(Records from a collection)

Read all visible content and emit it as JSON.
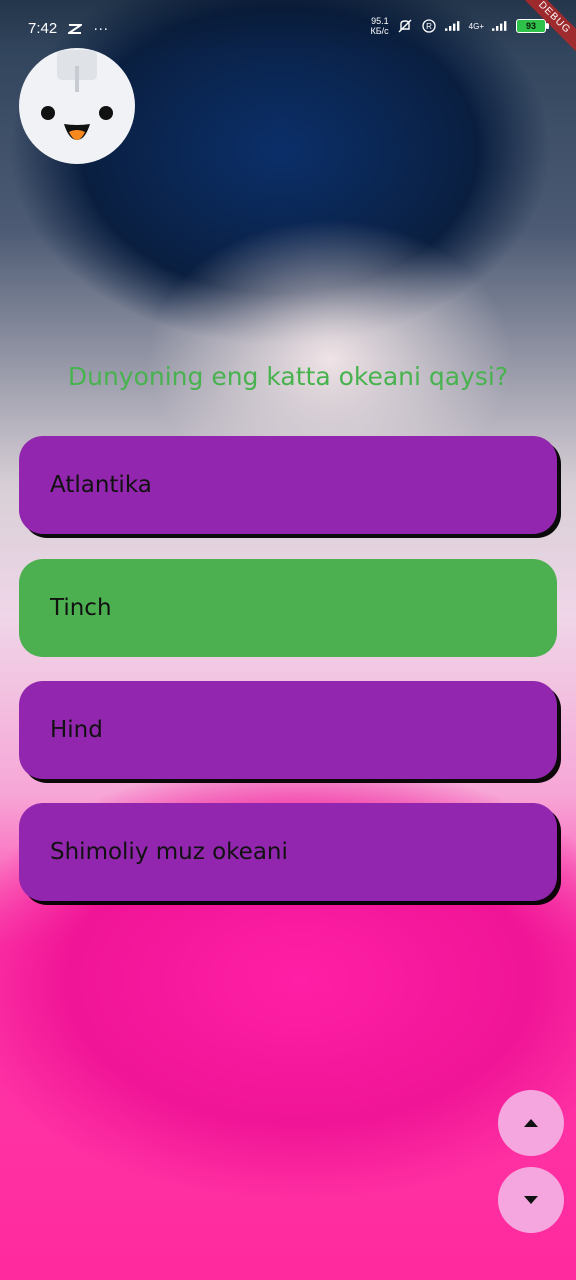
{
  "status_bar": {
    "time": "7:42",
    "more": "···",
    "net_speed_value": "95.1",
    "net_speed_unit": "КБ/с",
    "network_type": "4G+",
    "battery_level": "93"
  },
  "debug_banner": "DEBUG",
  "quiz": {
    "question": "Dunyoning eng katta okeani qaysi?",
    "answers": [
      {
        "label": "Atlantika",
        "state": "default"
      },
      {
        "label": "Tinch",
        "state": "correct"
      },
      {
        "label": "Hind",
        "state": "default"
      },
      {
        "label": "Shimoliy muz okeani",
        "state": "default"
      }
    ]
  },
  "colors": {
    "question": "#48b24f",
    "answer_default": "#9226ae",
    "answer_correct": "#4cb050",
    "fab_background": "#f6a6de"
  },
  "icons": {
    "scroll_up": "triangle-up-icon",
    "scroll_down": "triangle-down-icon",
    "avatar": "robot-face-icon"
  }
}
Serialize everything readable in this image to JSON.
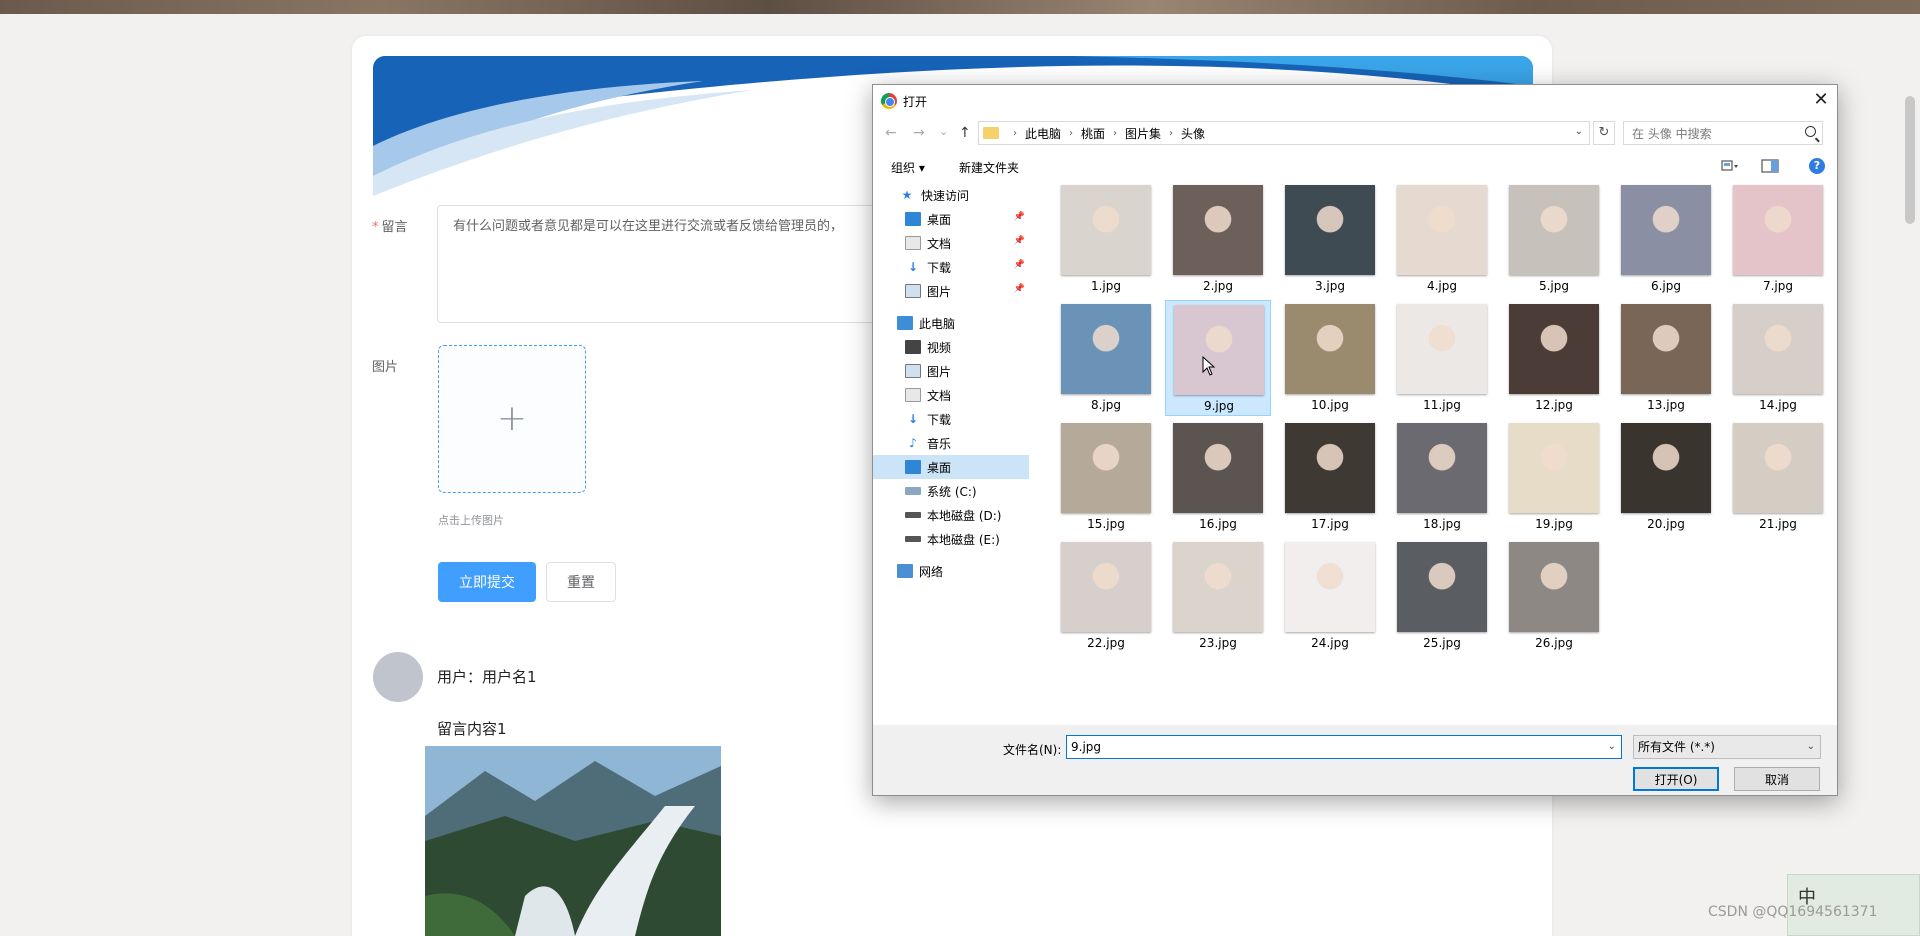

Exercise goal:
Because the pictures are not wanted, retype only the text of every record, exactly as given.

Result of the exercise:
Read all visible content and emit it as JSON.
{
  "status_bar": {
    "time": "7:42",
    "more": "···",
    "net_speed_value": "95.1",
    "net_speed_unit": "КБ/с",
    "network_type": "4G+",
    "battery_level": "93"
  },
  "debug_banner": "DEBUG",
  "quiz": {
    "question": "Dunyoning eng katta okeani qaysi?",
    "answers": [
      {
        "label": "Atlantika",
        "state": "default"
      },
      {
        "label": "Tinch",
        "state": "correct"
      },
      {
        "label": "Hind",
        "state": "default"
      },
      {
        "label": "Shimoliy muz okeani",
        "state": "default"
      }
    ]
  },
  "colors": {
    "question": "#48b24f",
    "answer_default": "#9226ae",
    "answer_correct": "#4cb050",
    "fab_background": "#f6a6de"
  },
  "icons": {
    "scroll_up": "triangle-up-icon",
    "scroll_down": "triangle-down-icon",
    "avatar": "robot-face-icon"
  }
}
Serialize everything readable in this image to JSON.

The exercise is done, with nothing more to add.